The band, she said, was to play selections at halftime that were favorites of Pope, an IHS grad. Those were to include “The Warpath” and “Here Comes the King,” popular “back in the ’80s” when Pope was in the band, Tagle said.
Baum is in his second year at Iraan, a town a located “in the middle of nowhere-er … add that extra ‘er.’ I love this community. Just good people.”
So, the town rallying after tragedy perhaps was not expected. But the extended support of towns near and far was overwhelming, he said.
“The biggest thing is that you don’t have to be against Wellington to be for Iraan,” he said amid signs that read “The strong. The courageous. The Braves.” “This is amazing.”
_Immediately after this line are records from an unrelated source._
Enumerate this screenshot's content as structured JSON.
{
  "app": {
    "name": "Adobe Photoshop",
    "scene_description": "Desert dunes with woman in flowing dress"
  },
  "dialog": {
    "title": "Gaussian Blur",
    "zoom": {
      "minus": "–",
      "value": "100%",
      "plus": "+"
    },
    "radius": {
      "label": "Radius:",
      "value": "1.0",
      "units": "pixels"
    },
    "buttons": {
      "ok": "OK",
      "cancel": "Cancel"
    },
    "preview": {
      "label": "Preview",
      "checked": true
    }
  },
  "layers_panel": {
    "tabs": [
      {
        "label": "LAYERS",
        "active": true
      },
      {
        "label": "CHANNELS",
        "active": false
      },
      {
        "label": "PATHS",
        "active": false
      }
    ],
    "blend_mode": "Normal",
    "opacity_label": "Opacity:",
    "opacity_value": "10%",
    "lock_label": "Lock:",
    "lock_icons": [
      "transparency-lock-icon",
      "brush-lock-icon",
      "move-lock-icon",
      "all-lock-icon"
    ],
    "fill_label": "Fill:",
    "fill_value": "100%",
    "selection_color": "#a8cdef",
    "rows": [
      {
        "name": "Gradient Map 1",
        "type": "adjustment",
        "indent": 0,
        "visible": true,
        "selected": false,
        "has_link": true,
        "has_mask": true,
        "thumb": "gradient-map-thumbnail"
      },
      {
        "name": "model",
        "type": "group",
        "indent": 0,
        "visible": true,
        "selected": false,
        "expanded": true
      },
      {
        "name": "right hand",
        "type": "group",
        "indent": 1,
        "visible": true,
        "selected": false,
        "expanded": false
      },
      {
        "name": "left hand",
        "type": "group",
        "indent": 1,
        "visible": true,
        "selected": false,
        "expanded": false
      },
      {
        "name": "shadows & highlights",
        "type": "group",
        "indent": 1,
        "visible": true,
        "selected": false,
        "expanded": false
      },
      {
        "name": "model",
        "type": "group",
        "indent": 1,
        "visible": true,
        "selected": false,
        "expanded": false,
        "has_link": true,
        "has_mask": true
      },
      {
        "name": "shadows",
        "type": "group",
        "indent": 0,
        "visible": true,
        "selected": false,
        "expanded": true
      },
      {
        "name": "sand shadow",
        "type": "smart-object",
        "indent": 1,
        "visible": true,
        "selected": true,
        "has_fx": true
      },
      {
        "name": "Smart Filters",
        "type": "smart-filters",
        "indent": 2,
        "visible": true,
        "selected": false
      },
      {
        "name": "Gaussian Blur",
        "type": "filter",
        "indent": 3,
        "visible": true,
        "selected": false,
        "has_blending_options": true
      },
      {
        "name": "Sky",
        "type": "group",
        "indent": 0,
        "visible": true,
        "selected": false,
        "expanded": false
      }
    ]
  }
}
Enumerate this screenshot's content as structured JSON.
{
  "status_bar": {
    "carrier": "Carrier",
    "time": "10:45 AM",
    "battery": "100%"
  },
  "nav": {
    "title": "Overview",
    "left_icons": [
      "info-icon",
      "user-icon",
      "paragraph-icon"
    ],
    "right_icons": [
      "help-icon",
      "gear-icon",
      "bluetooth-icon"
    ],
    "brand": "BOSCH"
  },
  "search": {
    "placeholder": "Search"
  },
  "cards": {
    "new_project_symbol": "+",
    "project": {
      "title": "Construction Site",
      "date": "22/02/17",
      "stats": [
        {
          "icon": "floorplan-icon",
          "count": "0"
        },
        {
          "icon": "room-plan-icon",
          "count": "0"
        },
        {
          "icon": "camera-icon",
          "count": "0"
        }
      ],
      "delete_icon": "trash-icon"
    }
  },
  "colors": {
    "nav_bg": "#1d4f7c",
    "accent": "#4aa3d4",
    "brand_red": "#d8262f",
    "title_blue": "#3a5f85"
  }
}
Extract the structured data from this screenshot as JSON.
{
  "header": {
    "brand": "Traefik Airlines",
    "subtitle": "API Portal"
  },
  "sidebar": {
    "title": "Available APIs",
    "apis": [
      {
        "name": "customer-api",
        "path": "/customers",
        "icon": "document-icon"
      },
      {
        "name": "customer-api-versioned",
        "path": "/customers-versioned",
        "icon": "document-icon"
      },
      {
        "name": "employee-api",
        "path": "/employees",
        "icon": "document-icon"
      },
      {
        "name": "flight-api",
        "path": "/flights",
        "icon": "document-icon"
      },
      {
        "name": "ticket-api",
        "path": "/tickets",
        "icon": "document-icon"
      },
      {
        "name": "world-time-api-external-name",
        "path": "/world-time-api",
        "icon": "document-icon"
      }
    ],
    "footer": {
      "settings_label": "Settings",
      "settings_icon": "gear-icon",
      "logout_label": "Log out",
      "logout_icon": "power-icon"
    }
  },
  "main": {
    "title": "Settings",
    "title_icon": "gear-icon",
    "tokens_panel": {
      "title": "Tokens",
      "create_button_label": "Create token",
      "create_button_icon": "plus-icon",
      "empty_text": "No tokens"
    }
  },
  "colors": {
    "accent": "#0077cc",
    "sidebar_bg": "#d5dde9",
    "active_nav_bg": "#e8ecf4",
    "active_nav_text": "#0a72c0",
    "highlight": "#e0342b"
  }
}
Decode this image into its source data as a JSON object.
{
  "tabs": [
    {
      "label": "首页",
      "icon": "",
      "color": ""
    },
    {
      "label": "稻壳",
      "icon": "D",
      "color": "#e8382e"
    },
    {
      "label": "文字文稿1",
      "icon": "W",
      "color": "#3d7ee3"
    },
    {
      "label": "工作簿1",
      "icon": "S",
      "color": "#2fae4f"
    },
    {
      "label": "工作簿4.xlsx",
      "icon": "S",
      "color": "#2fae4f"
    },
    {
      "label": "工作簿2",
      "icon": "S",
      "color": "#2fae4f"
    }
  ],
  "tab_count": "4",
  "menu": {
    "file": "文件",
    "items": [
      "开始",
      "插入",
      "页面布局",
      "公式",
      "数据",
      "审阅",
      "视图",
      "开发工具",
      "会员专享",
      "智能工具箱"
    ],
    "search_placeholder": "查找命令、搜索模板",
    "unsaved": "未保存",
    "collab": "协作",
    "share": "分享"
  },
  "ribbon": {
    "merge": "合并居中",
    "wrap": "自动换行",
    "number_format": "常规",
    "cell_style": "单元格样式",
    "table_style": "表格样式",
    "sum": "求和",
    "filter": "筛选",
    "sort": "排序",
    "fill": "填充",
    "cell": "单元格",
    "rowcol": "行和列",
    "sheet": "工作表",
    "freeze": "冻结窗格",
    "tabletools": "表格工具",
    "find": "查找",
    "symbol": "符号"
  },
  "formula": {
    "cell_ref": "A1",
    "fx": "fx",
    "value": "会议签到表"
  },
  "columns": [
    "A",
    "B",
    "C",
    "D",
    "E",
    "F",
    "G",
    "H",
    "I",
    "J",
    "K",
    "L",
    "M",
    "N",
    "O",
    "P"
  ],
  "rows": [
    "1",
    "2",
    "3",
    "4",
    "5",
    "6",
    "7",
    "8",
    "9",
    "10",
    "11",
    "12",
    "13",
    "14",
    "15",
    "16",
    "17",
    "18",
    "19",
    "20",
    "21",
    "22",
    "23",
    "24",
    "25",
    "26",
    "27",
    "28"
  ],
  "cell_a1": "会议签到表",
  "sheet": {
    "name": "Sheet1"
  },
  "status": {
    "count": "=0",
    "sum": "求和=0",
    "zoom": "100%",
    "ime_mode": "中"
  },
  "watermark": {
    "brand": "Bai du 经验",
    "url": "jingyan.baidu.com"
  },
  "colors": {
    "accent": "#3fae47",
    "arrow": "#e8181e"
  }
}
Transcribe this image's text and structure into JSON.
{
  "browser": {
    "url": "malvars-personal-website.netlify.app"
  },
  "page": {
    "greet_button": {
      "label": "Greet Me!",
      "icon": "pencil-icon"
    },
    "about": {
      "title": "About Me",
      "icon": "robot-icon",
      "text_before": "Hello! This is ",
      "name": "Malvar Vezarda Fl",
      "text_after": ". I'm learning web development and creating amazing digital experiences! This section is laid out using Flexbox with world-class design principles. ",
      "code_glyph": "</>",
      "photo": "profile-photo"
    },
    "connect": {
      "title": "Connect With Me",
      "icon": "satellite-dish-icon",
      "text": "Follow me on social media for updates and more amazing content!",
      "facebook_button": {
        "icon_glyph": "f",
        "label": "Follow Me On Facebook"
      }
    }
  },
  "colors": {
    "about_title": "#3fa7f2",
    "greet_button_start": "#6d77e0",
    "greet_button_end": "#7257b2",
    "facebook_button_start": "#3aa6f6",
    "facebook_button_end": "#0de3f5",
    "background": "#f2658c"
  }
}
And Wellington fans, while wanting to win the game and return to the championship game the Skyrockets won in 2013, were all for Iraan, a state champion 20 years ago.
“It has been very welcoming,” Wellington cheer sponsor Deidre Kane said of the pre-game meal. “They were in our thoughts and prayers. It was such a tragedy. But when it’s game time, may the best team win.”
A scholarship fund was set up at Wellington High and at halftime of the game, Skyrockets cheerleaders presented a check to their counterparts at Iraan High. A total of more $3,000.
“Our hearts have gone out to support them,” said Wellington fans Rafael and Maria Granados, whose daughter Lorena is a senior cheerleader. Of the turnout to support the Braves’ cheerleaders, “We are happy for them,” Rafael said.
But there was a game to play, to see which team would make its second finals appearance in school history.
“Friday night football with Rockets,” shouted Maria, holding her “Code Red” sign.
A message of thanks from the Iraan-Sheffield School District was read of the public address system before kickoff. The community has been “blessed beyond measure” by the outpouring of support, it went. “We are united by love.”
Baum seemed almost close to tears talking about that love.
“As tragic as it is,” he said looking at the rows and rows of cheerleaders, “we’ve felt more of blessing out of it. There have been good lessons in this.”